Requirement → Go through the entries below. Copy out every line that contains "list".

[Dataset rows describing interfaces]
^^^^

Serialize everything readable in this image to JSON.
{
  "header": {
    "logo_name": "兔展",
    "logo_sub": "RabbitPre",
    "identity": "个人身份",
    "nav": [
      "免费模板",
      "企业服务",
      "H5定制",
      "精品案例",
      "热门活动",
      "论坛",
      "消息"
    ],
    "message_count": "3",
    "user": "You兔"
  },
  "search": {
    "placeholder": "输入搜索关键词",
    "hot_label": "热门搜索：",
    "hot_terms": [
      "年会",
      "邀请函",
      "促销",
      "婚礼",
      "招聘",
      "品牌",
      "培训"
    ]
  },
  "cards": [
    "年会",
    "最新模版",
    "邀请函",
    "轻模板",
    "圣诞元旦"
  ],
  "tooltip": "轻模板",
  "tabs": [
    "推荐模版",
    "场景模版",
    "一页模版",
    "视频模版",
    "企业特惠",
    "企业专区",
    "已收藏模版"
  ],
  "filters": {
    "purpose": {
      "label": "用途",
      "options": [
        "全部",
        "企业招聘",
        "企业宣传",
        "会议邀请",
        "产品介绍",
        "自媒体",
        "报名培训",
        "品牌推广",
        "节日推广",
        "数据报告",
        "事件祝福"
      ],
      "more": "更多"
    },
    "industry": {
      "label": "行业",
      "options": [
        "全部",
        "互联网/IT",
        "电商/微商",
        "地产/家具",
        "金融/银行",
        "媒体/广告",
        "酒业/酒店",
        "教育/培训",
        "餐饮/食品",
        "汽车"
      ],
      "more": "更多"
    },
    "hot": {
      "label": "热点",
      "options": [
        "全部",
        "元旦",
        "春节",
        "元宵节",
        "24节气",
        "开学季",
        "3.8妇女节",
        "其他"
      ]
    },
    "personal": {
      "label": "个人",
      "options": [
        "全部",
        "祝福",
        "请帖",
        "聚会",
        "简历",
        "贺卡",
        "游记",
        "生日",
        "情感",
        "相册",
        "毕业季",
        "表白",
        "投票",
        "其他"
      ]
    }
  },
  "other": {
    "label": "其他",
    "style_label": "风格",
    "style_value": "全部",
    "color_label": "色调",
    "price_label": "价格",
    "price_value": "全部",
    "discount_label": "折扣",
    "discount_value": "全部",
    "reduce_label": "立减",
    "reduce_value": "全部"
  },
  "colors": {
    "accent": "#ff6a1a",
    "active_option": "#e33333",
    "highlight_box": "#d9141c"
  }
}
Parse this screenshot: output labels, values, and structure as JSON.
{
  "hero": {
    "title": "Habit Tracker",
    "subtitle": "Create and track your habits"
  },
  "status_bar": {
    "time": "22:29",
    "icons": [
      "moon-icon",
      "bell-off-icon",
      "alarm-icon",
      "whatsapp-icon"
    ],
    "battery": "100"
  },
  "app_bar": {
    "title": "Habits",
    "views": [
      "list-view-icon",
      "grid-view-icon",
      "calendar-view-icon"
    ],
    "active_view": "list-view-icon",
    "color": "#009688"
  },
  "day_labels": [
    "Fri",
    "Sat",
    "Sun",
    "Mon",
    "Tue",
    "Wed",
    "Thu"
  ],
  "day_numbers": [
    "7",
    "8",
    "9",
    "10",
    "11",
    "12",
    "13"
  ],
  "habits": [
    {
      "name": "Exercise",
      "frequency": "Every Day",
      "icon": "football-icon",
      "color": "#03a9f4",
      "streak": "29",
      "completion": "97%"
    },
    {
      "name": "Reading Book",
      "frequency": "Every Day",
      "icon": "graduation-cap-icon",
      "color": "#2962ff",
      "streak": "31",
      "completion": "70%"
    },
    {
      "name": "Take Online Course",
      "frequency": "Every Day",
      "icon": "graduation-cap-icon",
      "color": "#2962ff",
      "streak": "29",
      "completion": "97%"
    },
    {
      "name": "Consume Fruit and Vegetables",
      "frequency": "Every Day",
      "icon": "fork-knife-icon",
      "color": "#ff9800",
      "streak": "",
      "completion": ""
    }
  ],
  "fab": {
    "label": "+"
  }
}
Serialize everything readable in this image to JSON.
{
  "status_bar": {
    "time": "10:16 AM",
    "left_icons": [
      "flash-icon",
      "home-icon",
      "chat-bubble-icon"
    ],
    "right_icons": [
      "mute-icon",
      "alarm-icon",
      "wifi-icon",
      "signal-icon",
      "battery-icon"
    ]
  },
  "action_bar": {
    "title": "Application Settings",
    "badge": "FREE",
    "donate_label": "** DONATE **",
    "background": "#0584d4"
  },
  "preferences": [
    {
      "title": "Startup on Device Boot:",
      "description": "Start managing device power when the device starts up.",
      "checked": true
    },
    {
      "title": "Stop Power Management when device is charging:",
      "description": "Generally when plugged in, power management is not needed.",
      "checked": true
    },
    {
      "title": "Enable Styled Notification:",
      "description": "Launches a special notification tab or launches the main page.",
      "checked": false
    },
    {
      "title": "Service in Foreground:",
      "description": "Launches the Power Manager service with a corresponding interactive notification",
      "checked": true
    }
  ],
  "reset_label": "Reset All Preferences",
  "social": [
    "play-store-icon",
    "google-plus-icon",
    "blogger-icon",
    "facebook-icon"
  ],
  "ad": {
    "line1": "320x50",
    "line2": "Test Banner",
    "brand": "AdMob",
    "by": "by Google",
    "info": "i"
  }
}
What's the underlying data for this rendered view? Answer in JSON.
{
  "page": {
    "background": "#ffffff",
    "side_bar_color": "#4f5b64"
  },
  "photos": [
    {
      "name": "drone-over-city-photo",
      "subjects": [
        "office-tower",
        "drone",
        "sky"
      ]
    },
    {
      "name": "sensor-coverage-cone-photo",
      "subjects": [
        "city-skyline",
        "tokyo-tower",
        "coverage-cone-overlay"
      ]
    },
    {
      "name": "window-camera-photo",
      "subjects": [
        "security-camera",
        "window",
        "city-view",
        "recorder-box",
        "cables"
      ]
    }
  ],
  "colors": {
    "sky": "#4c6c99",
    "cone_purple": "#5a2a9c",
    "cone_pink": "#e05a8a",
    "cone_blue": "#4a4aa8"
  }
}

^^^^

Solution →
      "list-view-icon",
    "active_view": "list-view-icon",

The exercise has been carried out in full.